§ Work to be completed:
Check each line of the data for "Requested", then give the number of lines that have it, without any other words.

(Dataset rows for apps and sites)
....................
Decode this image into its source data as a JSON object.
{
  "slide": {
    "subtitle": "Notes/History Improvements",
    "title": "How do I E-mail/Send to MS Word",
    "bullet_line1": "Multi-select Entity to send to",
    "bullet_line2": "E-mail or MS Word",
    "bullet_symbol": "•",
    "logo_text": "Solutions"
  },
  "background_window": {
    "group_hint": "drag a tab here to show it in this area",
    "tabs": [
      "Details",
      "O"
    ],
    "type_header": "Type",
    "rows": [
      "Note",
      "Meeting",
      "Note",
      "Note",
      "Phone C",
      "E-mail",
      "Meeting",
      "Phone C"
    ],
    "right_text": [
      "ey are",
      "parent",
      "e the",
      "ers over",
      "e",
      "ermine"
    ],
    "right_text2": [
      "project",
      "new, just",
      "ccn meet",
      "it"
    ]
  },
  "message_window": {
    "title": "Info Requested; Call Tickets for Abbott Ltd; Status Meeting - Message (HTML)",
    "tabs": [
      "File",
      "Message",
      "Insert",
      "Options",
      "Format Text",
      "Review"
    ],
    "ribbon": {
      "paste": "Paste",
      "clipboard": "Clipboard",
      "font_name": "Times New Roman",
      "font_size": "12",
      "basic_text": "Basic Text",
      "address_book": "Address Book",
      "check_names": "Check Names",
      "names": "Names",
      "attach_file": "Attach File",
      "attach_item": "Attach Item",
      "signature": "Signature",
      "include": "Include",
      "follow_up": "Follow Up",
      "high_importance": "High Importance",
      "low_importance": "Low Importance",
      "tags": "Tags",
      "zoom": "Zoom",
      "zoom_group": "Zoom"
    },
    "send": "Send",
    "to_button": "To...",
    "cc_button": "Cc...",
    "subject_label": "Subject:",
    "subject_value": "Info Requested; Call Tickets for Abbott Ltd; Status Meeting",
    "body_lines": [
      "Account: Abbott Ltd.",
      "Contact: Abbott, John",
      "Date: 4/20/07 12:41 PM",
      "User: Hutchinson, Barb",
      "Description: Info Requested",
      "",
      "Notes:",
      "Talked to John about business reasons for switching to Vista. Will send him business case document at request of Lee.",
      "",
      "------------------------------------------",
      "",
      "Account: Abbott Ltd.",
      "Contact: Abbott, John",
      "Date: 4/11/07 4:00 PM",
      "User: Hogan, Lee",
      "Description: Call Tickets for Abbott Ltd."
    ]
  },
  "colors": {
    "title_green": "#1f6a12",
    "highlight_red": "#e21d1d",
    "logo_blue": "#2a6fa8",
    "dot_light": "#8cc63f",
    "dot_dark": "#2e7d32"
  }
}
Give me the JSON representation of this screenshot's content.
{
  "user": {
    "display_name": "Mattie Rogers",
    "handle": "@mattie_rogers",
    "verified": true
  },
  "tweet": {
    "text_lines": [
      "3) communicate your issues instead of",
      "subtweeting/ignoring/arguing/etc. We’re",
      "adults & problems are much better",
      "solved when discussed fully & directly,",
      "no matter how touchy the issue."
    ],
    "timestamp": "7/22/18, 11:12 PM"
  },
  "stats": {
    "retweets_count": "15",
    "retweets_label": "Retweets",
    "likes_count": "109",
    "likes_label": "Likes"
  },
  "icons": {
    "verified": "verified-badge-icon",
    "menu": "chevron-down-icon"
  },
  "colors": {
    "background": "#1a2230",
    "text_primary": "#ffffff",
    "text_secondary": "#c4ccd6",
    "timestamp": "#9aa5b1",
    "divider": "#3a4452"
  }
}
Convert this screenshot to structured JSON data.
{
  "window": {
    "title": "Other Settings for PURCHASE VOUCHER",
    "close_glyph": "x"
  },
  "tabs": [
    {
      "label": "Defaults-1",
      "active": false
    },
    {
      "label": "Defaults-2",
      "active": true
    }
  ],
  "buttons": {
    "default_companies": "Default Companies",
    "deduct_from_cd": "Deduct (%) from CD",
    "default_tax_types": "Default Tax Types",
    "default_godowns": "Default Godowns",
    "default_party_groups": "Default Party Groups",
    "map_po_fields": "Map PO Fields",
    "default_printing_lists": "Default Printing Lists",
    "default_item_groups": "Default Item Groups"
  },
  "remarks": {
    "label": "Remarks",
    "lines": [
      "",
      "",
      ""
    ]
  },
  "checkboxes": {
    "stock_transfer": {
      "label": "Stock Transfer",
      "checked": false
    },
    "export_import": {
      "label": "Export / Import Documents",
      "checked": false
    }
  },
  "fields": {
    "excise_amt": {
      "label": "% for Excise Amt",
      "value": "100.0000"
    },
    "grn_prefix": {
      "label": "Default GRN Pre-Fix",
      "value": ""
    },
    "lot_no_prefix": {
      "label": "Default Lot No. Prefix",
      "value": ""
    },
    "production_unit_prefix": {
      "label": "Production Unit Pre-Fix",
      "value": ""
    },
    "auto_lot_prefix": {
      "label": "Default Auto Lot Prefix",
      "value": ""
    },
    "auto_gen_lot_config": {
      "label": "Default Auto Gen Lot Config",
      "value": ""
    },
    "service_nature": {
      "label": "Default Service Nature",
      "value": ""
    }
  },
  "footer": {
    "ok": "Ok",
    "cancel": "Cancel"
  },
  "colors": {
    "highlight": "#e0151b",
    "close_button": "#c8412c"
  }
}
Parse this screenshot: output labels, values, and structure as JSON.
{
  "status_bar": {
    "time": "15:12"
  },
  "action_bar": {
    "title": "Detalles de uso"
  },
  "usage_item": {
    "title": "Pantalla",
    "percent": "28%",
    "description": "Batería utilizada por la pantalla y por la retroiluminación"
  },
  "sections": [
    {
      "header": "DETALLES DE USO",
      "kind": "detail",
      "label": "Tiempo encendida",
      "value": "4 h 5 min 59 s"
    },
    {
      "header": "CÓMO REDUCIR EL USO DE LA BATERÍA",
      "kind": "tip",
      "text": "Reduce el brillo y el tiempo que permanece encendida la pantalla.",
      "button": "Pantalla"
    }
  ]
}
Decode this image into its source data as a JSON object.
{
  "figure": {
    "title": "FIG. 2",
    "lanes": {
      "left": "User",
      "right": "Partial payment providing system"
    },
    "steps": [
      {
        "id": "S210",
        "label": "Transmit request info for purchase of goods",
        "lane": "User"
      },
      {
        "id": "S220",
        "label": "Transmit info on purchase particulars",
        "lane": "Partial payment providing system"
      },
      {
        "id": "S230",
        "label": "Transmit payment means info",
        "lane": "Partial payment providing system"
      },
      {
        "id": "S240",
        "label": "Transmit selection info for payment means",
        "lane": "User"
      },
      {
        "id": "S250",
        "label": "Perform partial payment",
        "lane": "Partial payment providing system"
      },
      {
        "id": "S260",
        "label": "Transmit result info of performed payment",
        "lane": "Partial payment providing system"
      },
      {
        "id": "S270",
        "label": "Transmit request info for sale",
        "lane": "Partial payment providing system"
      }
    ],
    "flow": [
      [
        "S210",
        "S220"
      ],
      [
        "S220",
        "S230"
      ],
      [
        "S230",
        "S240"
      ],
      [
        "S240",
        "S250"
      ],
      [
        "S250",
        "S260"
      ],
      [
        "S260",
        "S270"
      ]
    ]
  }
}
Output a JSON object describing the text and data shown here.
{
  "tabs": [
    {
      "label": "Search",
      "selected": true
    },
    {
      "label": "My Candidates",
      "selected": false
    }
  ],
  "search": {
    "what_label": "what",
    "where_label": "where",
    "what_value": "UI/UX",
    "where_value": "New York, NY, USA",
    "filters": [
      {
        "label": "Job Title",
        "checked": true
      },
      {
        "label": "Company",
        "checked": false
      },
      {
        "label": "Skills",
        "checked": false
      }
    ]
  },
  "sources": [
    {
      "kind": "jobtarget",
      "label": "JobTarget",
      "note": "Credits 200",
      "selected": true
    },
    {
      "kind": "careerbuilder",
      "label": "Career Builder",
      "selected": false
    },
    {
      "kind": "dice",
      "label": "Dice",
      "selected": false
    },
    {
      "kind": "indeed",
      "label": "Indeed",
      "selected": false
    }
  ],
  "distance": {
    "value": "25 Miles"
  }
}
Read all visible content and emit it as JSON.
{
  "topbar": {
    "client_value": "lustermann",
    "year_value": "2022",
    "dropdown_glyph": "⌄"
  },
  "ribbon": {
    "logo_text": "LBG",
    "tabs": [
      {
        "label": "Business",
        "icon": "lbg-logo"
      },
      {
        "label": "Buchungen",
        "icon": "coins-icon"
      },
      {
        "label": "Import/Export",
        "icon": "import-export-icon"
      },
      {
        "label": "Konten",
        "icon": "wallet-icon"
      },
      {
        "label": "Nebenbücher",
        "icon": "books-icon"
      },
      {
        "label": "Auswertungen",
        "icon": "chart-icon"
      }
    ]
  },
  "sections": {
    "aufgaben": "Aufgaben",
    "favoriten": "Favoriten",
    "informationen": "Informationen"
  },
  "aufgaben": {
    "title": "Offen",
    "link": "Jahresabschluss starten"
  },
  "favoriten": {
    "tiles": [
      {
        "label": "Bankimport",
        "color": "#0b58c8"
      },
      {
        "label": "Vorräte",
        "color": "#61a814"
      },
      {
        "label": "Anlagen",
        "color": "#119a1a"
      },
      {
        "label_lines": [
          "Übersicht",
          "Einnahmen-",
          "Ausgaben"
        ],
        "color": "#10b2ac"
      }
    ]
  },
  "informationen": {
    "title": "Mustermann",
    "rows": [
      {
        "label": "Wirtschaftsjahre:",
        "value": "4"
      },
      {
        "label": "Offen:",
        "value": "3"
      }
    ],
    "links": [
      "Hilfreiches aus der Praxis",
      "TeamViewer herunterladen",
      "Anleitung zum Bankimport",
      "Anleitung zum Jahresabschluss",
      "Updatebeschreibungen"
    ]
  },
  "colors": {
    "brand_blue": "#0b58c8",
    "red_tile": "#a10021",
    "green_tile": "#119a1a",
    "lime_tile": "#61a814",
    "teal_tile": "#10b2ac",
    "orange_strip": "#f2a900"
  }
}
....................
§ Output for this task:
3